Some glimmer of hope for SA’s tech aspirations
South Africa has had a brutal start to the new decade, with companies across key industries announcing plans to lay off staff, further adding to the country’s economic and unemployment woes.
However, not all hope is lost, as a group made up of key figures from business, academia and government believes the country has the potential to “become a frontier technology hub for the region”.
Known as ‘South Africa in the Digital Age’ (SADA), the multi-stakeholder team was set up to develop a forward-looking digital economy strategy for the country. It is convened by Genesis Analytics in partnership with GIBS and the Pathways for Prosperity Commission at Oxford University.
This week, SADA unveiled the findings of its “Strategy Primer for South Africa's Digital Economy”, which charts three main opportunities for creating digital work.
As a result, SADA has identified establishing SA as a frontier technology hub, exporting globally-traded services at scale and unlocking demand for low-skilled labour through digital platforms as three areas with the potential to improve the country’s employment prospects.
To become a frontier tech hub and gain the full benefit of the digital revolution, SA should welcome global players and encourage them to locate value-adding activities into the country, says the strategy report.
It is also critical for SA to build its own digital businesses and to do so at a far larger scale, it adds.
“Through such businesses, South Africa can digitally shape and contribute, not only absorb and receive. South African businesses, and their owners and tech mavens, add far more than a welcome tax base.
“Evidence shows that when digital businesses are developed here, they tend to locate their back-offices and key activities here, creating opportunities for a wide range of skills. Their presence has a powerful spillover effect, encouraging further innovation, beneficial competition and yet more start-ups.”
Mteto Nyati, Altron CEO and chairman of the SADA advisory board, explains: "South Africa has the potential to become a specialist in applying new technologies in sectors where it has a traditional advantage – such as mining, agriculture or financial services – and for these business models to be exported to the region.
“In doing so, South Africa can capture much of the value that would otherwise be exported to countries that have successfully achieved this already, such as India, and support a vibrant digital economy with the associated growth in jobs."

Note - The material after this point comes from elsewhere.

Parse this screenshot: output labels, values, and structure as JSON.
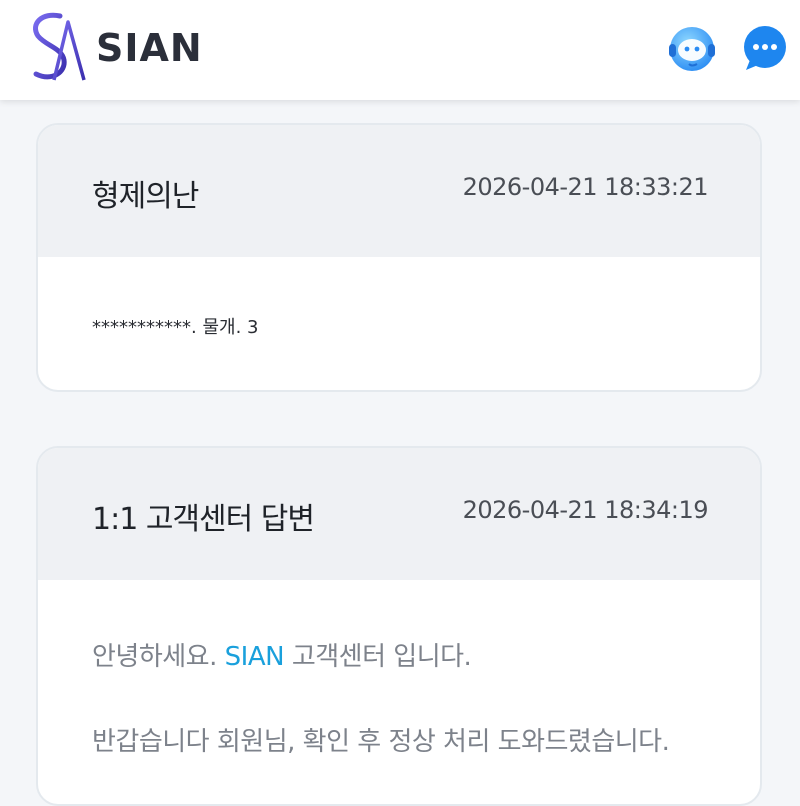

Mark Schoeman, manager for youth and technology at Genesis Analytics and SADA strategy primer convenor, adds: “South Africa becoming a frontier technology hub would mean a vibrant digital economy in which large numbers of firms translate global technology into new business applications, and in which firms can rapidly scale into regional and global markets from their South African base.”
Tech hub Utopia
Although becoming a frontier tech hub has been pegged as a means to make a dent in SA’s unemployment, work must be done for this to be realised.
SADA proposes a concerted effort for such a plan to come to fruition.
Firstly, there needs to be a deliberate policy of digital demand creation. This, according to SADA, can be through universal digital inclusion, digital-friendly government procurement and opening corporate digital procurement to new South African providers.
For the second point towards SA’s tech hub aspirations, SADA recommends addressing the large gap in early-stage funding for digital businesses through a variety of measures.
The group points out that addressing the high-level skills gap is the third action required. “Better schooling and expanded faculties of engineering and computer science are long-term solutions. In the meanwhile, rapid granting of work permits are critical, for both technical and entrepreneurial skills.”
Lastly, SADA indicates new forums for joint goal-setting and rapid problem-solving for industry and government, such as those in leading peers like India.
“With respect to the last point, SADA has paid close attention to the productive relationship between India’s IT sector and its government. Through a well-resourced industry body, NASSCOM, and expert counterparts in government, India has progressively focused on frontier opportunities in which it could develop and then leverage domestic skills in the international market. It is exciting to report that South Africa is developing similar forms of cooperation.
“The success in GBS exports is the result of a productive and longstanding partnership between DTI and government; other departments such as the recently combined Department of Communications and Digital Technology, and the recently renamed Department of Science and Innovation (DSI) are working effectively with business and other stakeholders, and the Public-Private Growth Initiative (PPGI) is an active forum for problem-solving.
“Whilst South Africa has some key elements in place for being a digital frontier economy, a deliberate national initiative on the digital frontier could dramatically increase activity.”
The SADA process is led by an advisory board that includes Nyati as chairman; Irene Charnley, CEO of Smile Telecoms; Phil Mjwara, director-general (DG) at the DSI; Audrey Mothupi, CEO of Systemic Logic; Mpumi Mpofu, DG of the Department of Planning, Monitoring and Evaluation; and Pathways for Prosperity Commission’s Stefan Dercon, Benno Ndulu and Maria Ramos.
Nick Binedell of GIBS and Stephan Malherbe, chairman of Genesis Analytics, were co-directors of SADA, with Schoeman as convener.
According to SADA, its initiative is to forge partnerships and put the strategy report into practice. Furthermore, the multi-stakeholder group notes it is also working with the Presidency to address digital exclusion in SA’s townships and rural areas.
To read SADA’s full strategy report, click here.